        #Take the Fast Fourier Transforms
        wk1  = ifft( wk1 )*len(wk1)
        wk2  = ifft( wk2 )*len(wk1)

        wk1  = wk1[1:nout+1]
        wk2  = wk2[1:nout+1]
        rwk1 = wk1.real
        iwk1 = wk1.imag
        rwk2 = wk2.real
        iwk2 = wk2.imag
        df   = 1.0/(xdif*ofac)
        #Compute the Lomb value for each frequency
        hypo2 = 2.0 * abs( wk2 )
        hc2wt = rwk2/hypo2
        hs2wt = iwk2/hypo2

        cwt   = sqrt(0.5+hc2wt)
        swt   = sign(hs2wt)*(sqrt(0.5-hc2wt))
        den   = 0.5*n+hc2wt*rwk2+hs2wt*iwk2
        cterm = (cwt*rwk1+swt*iwk1)**2./den
        sterm = (cwt*iwk1-swt*rwk1)**2./(n-den)

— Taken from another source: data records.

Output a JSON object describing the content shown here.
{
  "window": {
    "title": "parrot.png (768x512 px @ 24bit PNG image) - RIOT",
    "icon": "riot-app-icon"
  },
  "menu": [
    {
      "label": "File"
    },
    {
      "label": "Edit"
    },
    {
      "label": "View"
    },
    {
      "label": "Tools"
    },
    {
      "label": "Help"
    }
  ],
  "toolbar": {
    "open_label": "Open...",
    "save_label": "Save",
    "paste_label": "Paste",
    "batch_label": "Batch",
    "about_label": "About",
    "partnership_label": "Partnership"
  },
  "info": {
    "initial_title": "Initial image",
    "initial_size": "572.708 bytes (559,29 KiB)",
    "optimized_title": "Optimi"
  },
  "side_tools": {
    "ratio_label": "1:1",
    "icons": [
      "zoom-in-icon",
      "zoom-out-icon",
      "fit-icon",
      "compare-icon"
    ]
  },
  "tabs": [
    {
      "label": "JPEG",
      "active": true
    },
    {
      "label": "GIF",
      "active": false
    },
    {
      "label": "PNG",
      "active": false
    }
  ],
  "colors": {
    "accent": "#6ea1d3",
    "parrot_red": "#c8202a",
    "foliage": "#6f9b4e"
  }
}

        wk1  = df*(arange(nout, dtype='float')+1.)
        wk2  = (cterm+sterm)/(2.0*var)
        pmax = wk2.max()
        jmax = wk2.argmax()

        #Significance estimation
        #expy = exp(-wk2)                  
        #effm = 2.0*(nout)/ofac             
        #sig = effm*expy
        #ind = (sig > 0.01).nonzero()
        #sig[ind] = 1.0-(1.0-expy[ind])**effm

        #Estimate significance of largest peak value
        expy = exp(-pmax)                  
        effm = 2.0*(nout)/ofac             
        prob = effm*expy

        if prob > 0.01:
            prob = 1.0-(1.0-expy)**effm

        return wk1,wk2,nout,jmax,prob

    def getSignificance(wk1, wk2, nout, ofac):
        """ returns the peak false alarm probabilities
        Hence the lower is the probability and the more significant is the peak
        expy = exp(-wk2)                  
        effm = 2.0*(nout)/ofac             
        sig = effm*expy
        ind = (sig > 0.01).nonzero()
        sig[ind] = 1.0-(1.0-expy[ind])**effm
        return sig

Enter Your Comment